(STORED DATA)

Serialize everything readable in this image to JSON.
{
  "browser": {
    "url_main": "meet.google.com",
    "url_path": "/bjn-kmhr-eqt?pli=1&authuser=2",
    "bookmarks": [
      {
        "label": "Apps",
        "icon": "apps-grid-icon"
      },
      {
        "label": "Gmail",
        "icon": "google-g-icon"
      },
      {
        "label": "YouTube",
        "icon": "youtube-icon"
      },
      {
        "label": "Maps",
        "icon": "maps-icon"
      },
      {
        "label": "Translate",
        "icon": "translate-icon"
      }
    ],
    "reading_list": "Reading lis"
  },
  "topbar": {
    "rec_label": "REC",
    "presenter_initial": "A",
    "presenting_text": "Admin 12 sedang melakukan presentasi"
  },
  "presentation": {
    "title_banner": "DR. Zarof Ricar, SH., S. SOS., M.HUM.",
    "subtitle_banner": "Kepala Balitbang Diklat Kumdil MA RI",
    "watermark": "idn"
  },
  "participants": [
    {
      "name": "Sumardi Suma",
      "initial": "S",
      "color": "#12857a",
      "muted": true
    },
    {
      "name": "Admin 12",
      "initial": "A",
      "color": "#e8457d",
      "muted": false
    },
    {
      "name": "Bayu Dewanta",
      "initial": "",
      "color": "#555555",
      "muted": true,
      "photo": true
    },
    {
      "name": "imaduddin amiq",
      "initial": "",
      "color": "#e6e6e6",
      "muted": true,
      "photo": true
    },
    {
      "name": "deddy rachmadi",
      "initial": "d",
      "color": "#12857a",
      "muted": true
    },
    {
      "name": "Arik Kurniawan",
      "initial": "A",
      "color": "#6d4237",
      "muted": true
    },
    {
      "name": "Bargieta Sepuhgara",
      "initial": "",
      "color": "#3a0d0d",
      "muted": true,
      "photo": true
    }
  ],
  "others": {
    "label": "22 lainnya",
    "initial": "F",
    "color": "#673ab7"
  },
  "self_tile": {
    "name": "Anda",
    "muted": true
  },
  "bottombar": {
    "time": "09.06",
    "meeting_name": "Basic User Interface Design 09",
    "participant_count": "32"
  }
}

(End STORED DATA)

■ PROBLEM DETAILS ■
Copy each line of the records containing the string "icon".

■ WRITTEN REPLY ■
        "icon": "apps-grid-icon"
        "icon": "google-g-icon"
        "icon": "youtube-icon"
        "icon": "maps-icon"
        "icon": "translate-icon"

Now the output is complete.